**TASK DETAILS**
List each line of the data that holds the word "https".

(Excerpts from an interface dataset)
::::

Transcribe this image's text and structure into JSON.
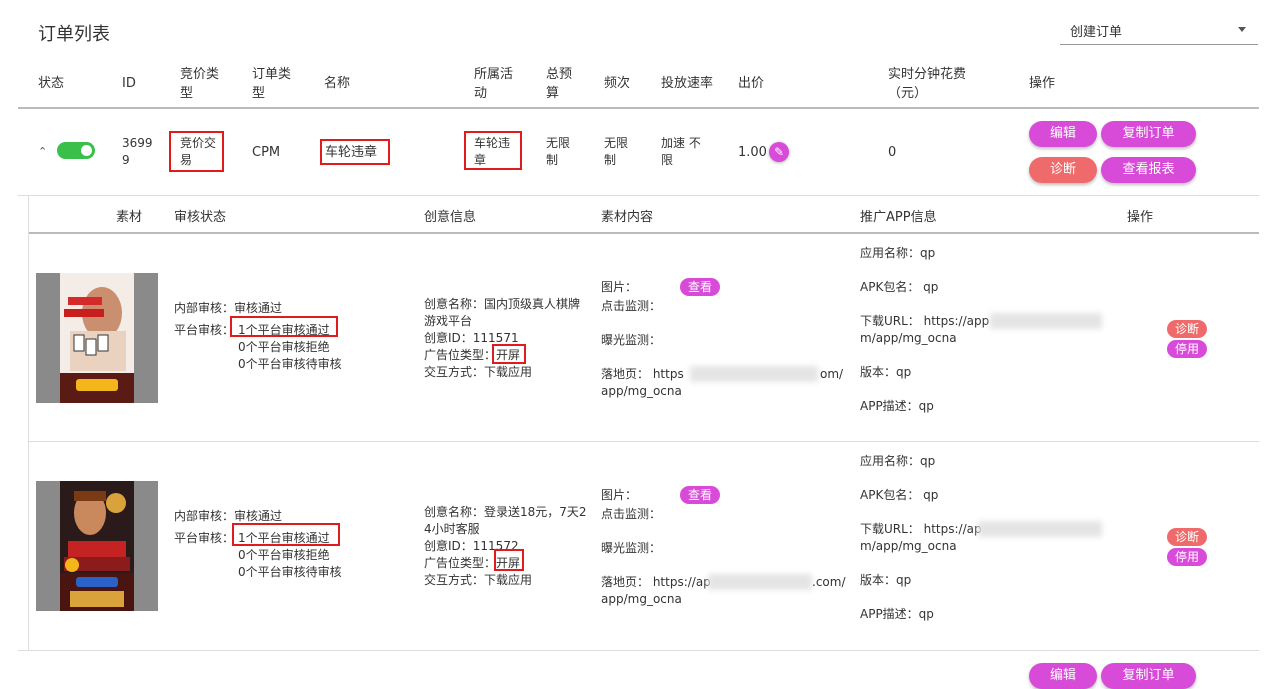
{
  "page": {
    "title": "订单列表"
  },
  "create_select": {
    "label": "创建订单"
  },
  "columns": {
    "status": "状态",
    "id": "ID",
    "bid_type_1": "竞价类",
    "bid_type_2": "型",
    "order_type_1": "订单类",
    "order_type_2": "型",
    "name": "名称",
    "activity_1": "所属活",
    "activity_2": "动",
    "budget_1": "总预",
    "budget_2": "算",
    "frequency": "频次",
    "speed": "投放速率",
    "bid": "出价",
    "spend_1": "实时分钟花费",
    "spend_2": "（元）",
    "actions": "操作"
  },
  "order": {
    "id_1": "3699",
    "id_2": "9",
    "bid_type_1": "竞价交",
    "bid_type_2": "易",
    "order_type": "CPM",
    "name": "车轮违章",
    "activity_1": "车轮违",
    "activity_2": "章",
    "budget_1": "无限",
    "budget_2": "制",
    "frequency_1": "无限",
    "frequency_2": "制",
    "speed_1": "加速 不",
    "speed_2": "限",
    "bid": "1.00",
    "spend": "0",
    "buttons": {
      "edit": "编辑",
      "copy": "复制订单",
      "diagnose": "诊断",
      "report": "查看报表"
    }
  },
  "sub_columns": {
    "material": "素材",
    "review": "审核状态",
    "creative": "创意信息",
    "content": "素材内容",
    "app": "推广APP信息",
    "actions": "操作"
  },
  "creatives": [
    {
      "review": {
        "internal": "内部审核：审核通过",
        "platform_label": "平台审核：",
        "passed": "1个平台审核通过",
        "rejected": "0个平台审核拒绝",
        "pending": "0个平台审核待审核"
      },
      "creative": {
        "name_1": "创意名称：国内顶级真人棋牌",
        "name_2": "游戏平台",
        "id": "创意ID：111571",
        "ad_type_label": "广告位类型：",
        "ad_type": "开屏",
        "interaction": "交互方式：下载应用"
      },
      "content": {
        "image": "图片：",
        "view": "查看",
        "click": "点击监测：",
        "expose": "曝光监测：",
        "landing_1": "落地页： https",
        "landing_tail": "om/",
        "landing_2": "app/mg_ocna"
      },
      "app": {
        "name": "应用名称：qp",
        "apk": "APK包名： qp",
        "url_1": "下载URL： https://app",
        "url_2": "m/app/mg_ocna",
        "version": "版本：qp",
        "desc": "APP描述：qp"
      },
      "actions": {
        "diagnose": "诊断",
        "disable": "停用"
      }
    },
    {
      "review": {
        "internal": "内部审核：审核通过",
        "platform_label": "平台审核：",
        "passed": "1个平台审核通过",
        "rejected": "0个平台审核拒绝",
        "pending": "0个平台审核待审核"
      },
      "creative": {
        "name_1": "创意名称：登录送18元，7天2",
        "name_2": "4小时客服",
        "id": "创意ID：111572",
        "ad_type_label": "广告位类型：",
        "ad_type": "开屏",
        "interaction": "交互方式：下载应用"
      },
      "content": {
        "image": "图片：",
        "view": "查看",
        "click": "点击监测：",
        "expose": "曝光监测：",
        "landing_1": "落地页： https://ap",
        "landing_tail": ".com/",
        "landing_2": "app/mg_ocna"
      },
      "app": {
        "name": "应用名称：qp",
        "apk": "APK包名： qp",
        "url_1": "下载URL： https://ap",
        "url_2": "m/app/mg_ocna",
        "version": "版本：qp",
        "desc": "APP描述：qp"
      },
      "actions": {
        "diagnose": "诊断",
        "disable": "停用"
      }
    }
  ],
  "next_order": {
    "edit": "编辑",
    "copy": "复制订单"
  },
  "colors": {
    "purple": "#d74bd8",
    "coral": "#ef6b6b",
    "toggle_on": "#3bbf4b",
    "highlight": "#e01b1b"
  }
}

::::

**EXERCISE ANSWER**
        "landing_1": "落地页： https",
        "url_1": "下载URL： https://app",
        "landing_1": "落地页： https://ap",
        "url_1": "下载URL： https://ap",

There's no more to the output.